● **AIM OF THE TASK**
The response should contain all of the records, copied exactly, and none of the images.
(DATA EXTRACT Opens)
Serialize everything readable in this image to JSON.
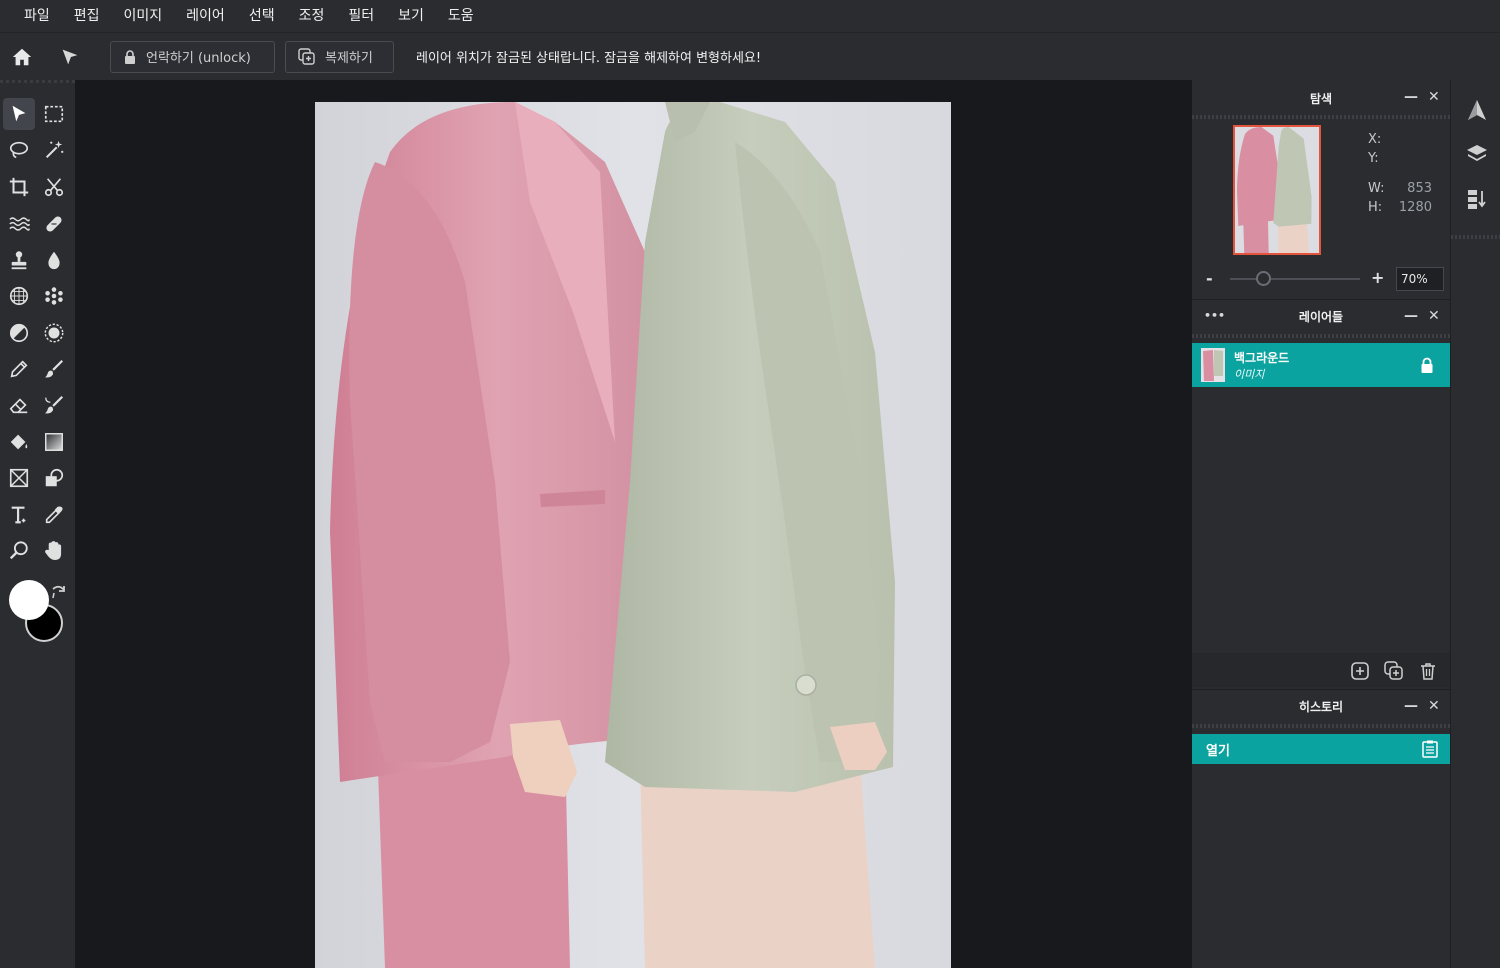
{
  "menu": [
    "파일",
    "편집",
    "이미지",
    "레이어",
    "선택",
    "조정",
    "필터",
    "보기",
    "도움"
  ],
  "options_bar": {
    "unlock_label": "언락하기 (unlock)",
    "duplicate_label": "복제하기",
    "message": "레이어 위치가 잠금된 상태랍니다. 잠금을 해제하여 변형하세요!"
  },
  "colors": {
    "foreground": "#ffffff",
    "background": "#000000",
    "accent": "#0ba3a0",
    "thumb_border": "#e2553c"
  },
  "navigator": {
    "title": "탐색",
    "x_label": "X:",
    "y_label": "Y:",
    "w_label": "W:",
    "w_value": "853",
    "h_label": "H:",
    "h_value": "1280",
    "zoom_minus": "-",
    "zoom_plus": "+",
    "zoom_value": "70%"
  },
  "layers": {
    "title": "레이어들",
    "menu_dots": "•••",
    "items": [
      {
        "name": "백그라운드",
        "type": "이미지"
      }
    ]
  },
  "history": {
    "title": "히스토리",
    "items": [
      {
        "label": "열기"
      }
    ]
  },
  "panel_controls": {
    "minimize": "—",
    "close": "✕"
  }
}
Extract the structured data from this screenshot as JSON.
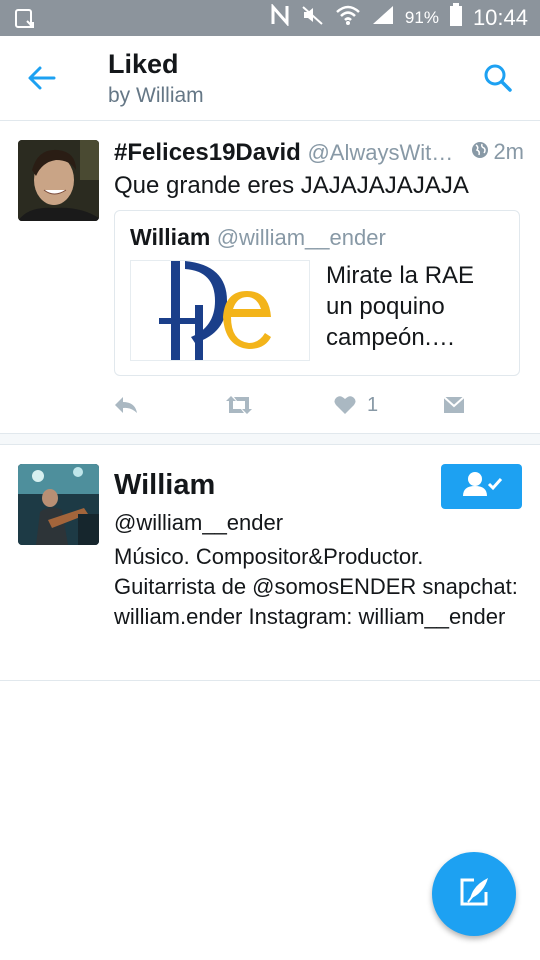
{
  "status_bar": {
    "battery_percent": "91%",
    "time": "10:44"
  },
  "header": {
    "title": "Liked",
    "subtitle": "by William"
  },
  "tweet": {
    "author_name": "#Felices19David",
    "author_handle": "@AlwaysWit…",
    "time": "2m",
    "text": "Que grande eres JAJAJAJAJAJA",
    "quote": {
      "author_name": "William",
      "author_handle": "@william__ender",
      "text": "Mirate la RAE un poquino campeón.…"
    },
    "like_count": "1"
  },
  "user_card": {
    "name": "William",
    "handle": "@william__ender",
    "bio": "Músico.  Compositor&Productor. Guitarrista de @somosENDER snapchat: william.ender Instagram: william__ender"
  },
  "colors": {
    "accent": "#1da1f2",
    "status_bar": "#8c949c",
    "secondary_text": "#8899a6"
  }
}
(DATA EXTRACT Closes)
● **FINAL ANSWER**
Serialize everything readable in this image to JSON.
{
  "menu": [
    "파일",
    "편집",
    "이미지",
    "레이어",
    "선택",
    "조정",
    "필터",
    "보기",
    "도움"
  ],
  "options_bar": {
    "unlock_label": "언락하기 (unlock)",
    "duplicate_label": "복제하기",
    "message": "레이어 위치가 잠금된 상태랍니다. 잠금을 해제하여 변형하세요!"
  },
  "colors": {
    "foreground": "#ffffff",
    "background": "#000000",
    "accent": "#0ba3a0",
    "thumb_border": "#e2553c"
  },
  "navigator": {
    "title": "탐색",
    "x_label": "X:",
    "y_label": "Y:",
    "w_label": "W:",
    "w_value": "853",
    "h_label": "H:",
    "h_value": "1280",
    "zoom_minus": "-",
    "zoom_plus": "+",
    "zoom_value": "70%"
  },
  "layers": {
    "title": "레이어들",
    "menu_dots": "•••",
    "items": [
      {
        "name": "백그라운드",
        "type": "이미지"
      }
    ]
  },
  "history": {
    "title": "히스토리",
    "items": [
      {
        "label": "열기"
      }
    ]
  },
  "panel_controls": {
    "minimize": "—",
    "close": "✕"
  }
}
Extract the structured data from this screenshot as JSON.
{
  "status_bar": {
    "battery_percent": "91%",
    "time": "10:44"
  },
  "header": {
    "title": "Liked",
    "subtitle": "by William"
  },
  "tweet": {
    "author_name": "#Felices19David",
    "author_handle": "@AlwaysWit…",
    "time": "2m",
    "text": "Que grande eres JAJAJAJAJAJA",
    "quote": {
      "author_name": "William",
      "author_handle": "@william__ender",
      "text": "Mirate la RAE un poquino campeón.…"
    },
    "like_count": "1"
  },
  "user_card": {
    "name": "William",
    "handle": "@william__ender",
    "bio": "Músico.  Compositor&Productor. Guitarrista de @somosENDER snapchat: william.ender Instagram: william__ender"
  },
  "colors": {
    "accent": "#1da1f2",
    "status_bar": "#8c949c",
    "secondary_text": "#8899a6"
  }
}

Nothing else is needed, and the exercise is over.